- [PROMPT]
The result should be every line of the listing that contains "http".

- [EXTRACTED DATA]
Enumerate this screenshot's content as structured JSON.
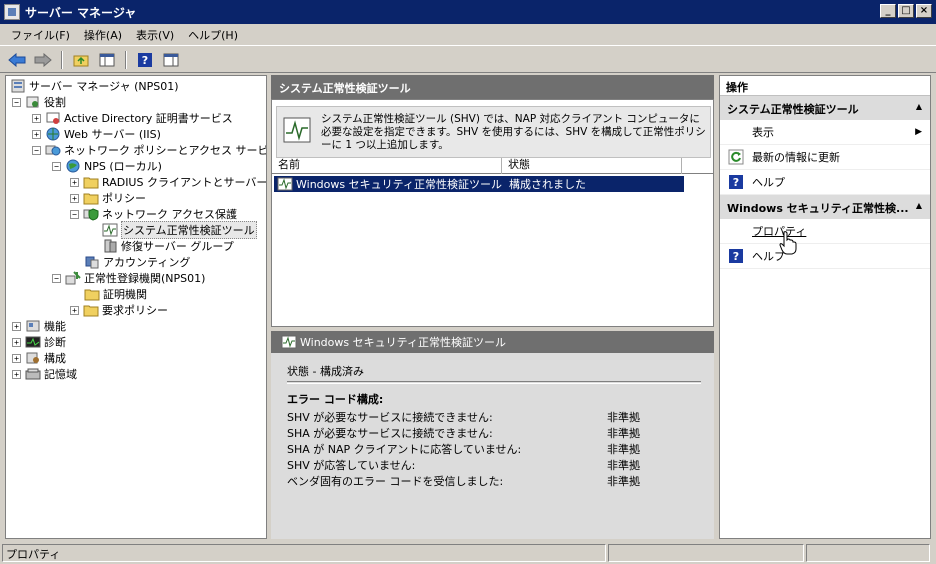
{
  "window": {
    "title": "サーバー マネージャ",
    "min": "_",
    "max": "□",
    "close": "×"
  },
  "menu": [
    "ファイル(F)",
    "操作(A)",
    "表示(V)",
    "ヘルプ(H)"
  ],
  "tree": [
    {
      "label": "サーバー マネージャ (NPS01)",
      "exp": ""
    },
    {
      "label": "役割",
      "exp": "−"
    },
    {
      "label": "Active Directory 証明書サービス",
      "exp": "+"
    },
    {
      "label": "Web サーバー (IIS)",
      "exp": "+"
    },
    {
      "label": "ネットワーク ポリシーとアクセス サービス",
      "exp": "−"
    },
    {
      "label": "NPS (ローカル)",
      "exp": "−"
    },
    {
      "label": "RADIUS クライアントとサーバー",
      "exp": "+"
    },
    {
      "label": "ポリシー",
      "exp": "+"
    },
    {
      "label": "ネットワーク アクセス保護",
      "exp": "−"
    },
    {
      "label": "システム正常性検証ツール",
      "exp": ""
    },
    {
      "label": "修復サーバー グループ",
      "exp": ""
    },
    {
      "label": "アカウンティング",
      "exp": ""
    },
    {
      "label": "正常性登録機関(NPS01)",
      "exp": "−"
    },
    {
      "label": "証明機関",
      "exp": ""
    },
    {
      "label": "要求ポリシー",
      "exp": "+"
    },
    {
      "label": "機能",
      "exp": "+"
    },
    {
      "label": "診断",
      "exp": "+"
    },
    {
      "label": "構成",
      "exp": "+"
    },
    {
      "label": "記憶域",
      "exp": "+"
    }
  ],
  "center": {
    "title": "システム正常性検証ツール",
    "description": "システム正常性検証ツール (SHV) では、NAP 対応クライアント コンピュータに必要な設定を指定できます。SHV を使用するには、SHV を構成して正常性ポリシーに 1 つ以上追加します。",
    "columns": [
      "名前",
      "状態"
    ],
    "rows": [
      {
        "name": "Windows セキュリティ正常性検証ツール",
        "status": "構成されました"
      }
    ]
  },
  "detail": {
    "title": "Windows セキュリティ正常性検証ツール",
    "state": "状態 - 構成済み",
    "error_title": "エラー コード構成:",
    "errors": [
      {
        "name": "SHV が必要なサービスに接続できません:",
        "value": "非準拠"
      },
      {
        "name": "SHA が必要なサービスに接続できません:",
        "value": "非準拠"
      },
      {
        "name": "SHA が NAP クライアントに応答していません:",
        "value": "非準拠"
      },
      {
        "name": "SHV が応答していません:",
        "value": "非準拠"
      },
      {
        "name": "ベンダ固有のエラー コードを受信しました:",
        "value": "非準拠"
      }
    ]
  },
  "actions": {
    "title": "操作",
    "group1": {
      "title": "システム正常性検証ツール",
      "items": [
        "表示",
        "最新の情報に更新",
        "ヘルプ"
      ]
    },
    "group2": {
      "title": "Windows セキュリティ正常性検...",
      "items": [
        "プロパティ",
        "ヘルプ"
      ]
    }
  },
  "status": {
    "text": "プロパティ"
  },
  "colors": {
    "title_bar": "#0a246a",
    "header": "#6f6f6f",
    "selection": "#0a246a"
  }
}
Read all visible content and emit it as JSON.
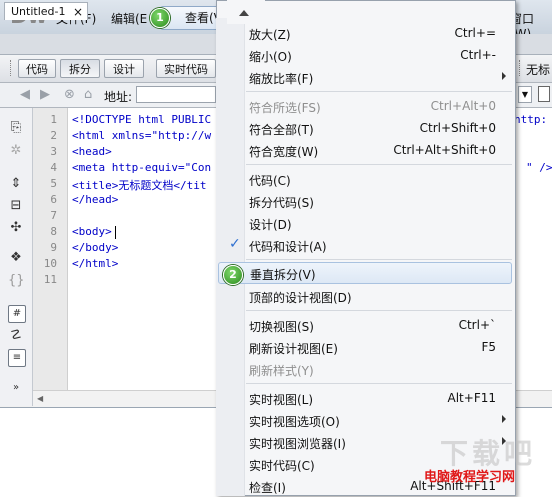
{
  "app": {
    "logo": "Dw"
  },
  "menubar": {
    "items": [
      {
        "label": "文件(F)"
      },
      {
        "label": "编辑(E"
      },
      {
        "label": "查看(V)"
      },
      {
        "label": "窗口(W)"
      }
    ],
    "step1": "1"
  },
  "tabs": {
    "doc": "Untitled-1",
    "close": "×"
  },
  "toolbar": {
    "code": "代码",
    "split": "拆分",
    "design": "设计",
    "live_code": "实时代码",
    "right_label": "无标"
  },
  "addressbar": {
    "label": "地址:"
  },
  "code": {
    "line_numbers": [
      "1",
      "2",
      "3",
      "4",
      "5",
      "6",
      "7",
      "8",
      "9",
      "10",
      "11"
    ],
    "lines": [
      "<!DOCTYPE html PUBLIC",
      "<html xmlns=\"http://w",
      "<head>",
      "<meta http-equiv=\"Con",
      "<title>无标题文档</tit",
      "</head>",
      "",
      "<body>",
      "</body>",
      "</html>",
      ""
    ],
    "right_frag1": "http:",
    "right_frag2": "\" />"
  },
  "view_menu": {
    "step2": "2",
    "groups": [
      [
        {
          "label": "放大(Z)",
          "shortcut": "Ctrl+=",
          "disabled": false
        },
        {
          "label": "缩小(O)",
          "shortcut": "Ctrl+-",
          "disabled": false
        },
        {
          "label": "缩放比率(F)",
          "shortcut": "",
          "submenu": true,
          "disabled": false
        }
      ],
      [
        {
          "label": "符合所选(FS)",
          "shortcut": "Ctrl+Alt+0",
          "disabled": true
        },
        {
          "label": "符合全部(T)",
          "shortcut": "Ctrl+Shift+0",
          "disabled": false
        },
        {
          "label": "符合宽度(W)",
          "shortcut": "Ctrl+Alt+Shift+0",
          "disabled": false
        }
      ],
      [
        {
          "label": "代码(C)",
          "shortcut": "",
          "disabled": false
        },
        {
          "label": "拆分代码(S)",
          "shortcut": "",
          "disabled": false
        },
        {
          "label": "设计(D)",
          "shortcut": "",
          "disabled": false
        },
        {
          "label": "代码和设计(A)",
          "shortcut": "",
          "checked": true,
          "disabled": false
        }
      ],
      [
        {
          "label": "垂直拆分(V)",
          "shortcut": "",
          "highlighted": true,
          "disabled": false
        },
        {
          "label": "顶部的设计视图(D)",
          "shortcut": "",
          "disabled": false
        }
      ],
      [
        {
          "label": "切换视图(S)",
          "shortcut": "Ctrl+`",
          "disabled": false
        },
        {
          "label": "刷新设计视图(E)",
          "shortcut": "F5",
          "disabled": false
        },
        {
          "label": "刷新样式(Y)",
          "shortcut": "",
          "disabled": true
        }
      ],
      [
        {
          "label": "实时视图(L)",
          "shortcut": "Alt+F11",
          "disabled": false
        },
        {
          "label": "实时视图选项(O)",
          "shortcut": "",
          "submenu": true,
          "disabled": false
        },
        {
          "label": "实时视图浏览器(I)",
          "shortcut": "",
          "submenu": true,
          "disabled": false
        },
        {
          "label": "实时代码(C)",
          "shortcut": "",
          "disabled": false
        },
        {
          "label": "检查(I)",
          "shortcut": "Alt+Shift+F11",
          "disabled": false
        }
      ]
    ]
  },
  "watermark": {
    "top": "下载吧",
    "bottom": "电脑教程学习网"
  }
}
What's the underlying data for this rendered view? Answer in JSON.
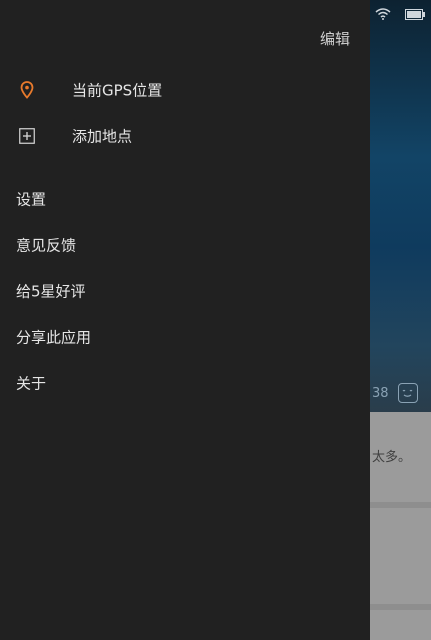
{
  "drawer": {
    "edit_label": "编辑",
    "locations": [
      {
        "label": "当前GPS位置",
        "icon": "location-pin-icon",
        "icon_color": "#e87a2c"
      },
      {
        "label": "添加地点",
        "icon": "add-square-icon"
      }
    ],
    "menu": [
      {
        "label": "设置"
      },
      {
        "label": "意见反馈"
      },
      {
        "label": "给5星好评"
      },
      {
        "label": "分享此应用"
      },
      {
        "label": "关于"
      }
    ]
  },
  "background": {
    "temperature": "38",
    "hint_text": "太多。"
  },
  "status_bar": {
    "icons": [
      "wifi-icon",
      "battery-icon"
    ]
  },
  "colors": {
    "drawer_bg": "#212121",
    "accent": "#e87a2c",
    "text": "#e6e6e6"
  }
}
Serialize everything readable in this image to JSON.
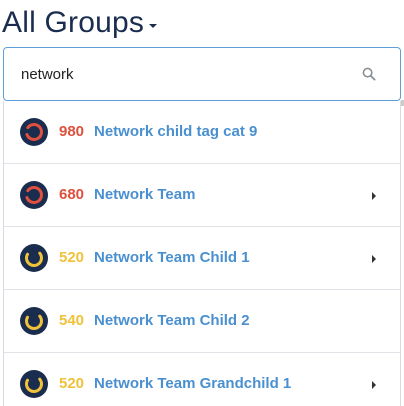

- [YOUR SOLUTION]
      "<html xmlns=\"http://w",
      "<meta http-equiv=\"Con",
    "right_frag1": "http:",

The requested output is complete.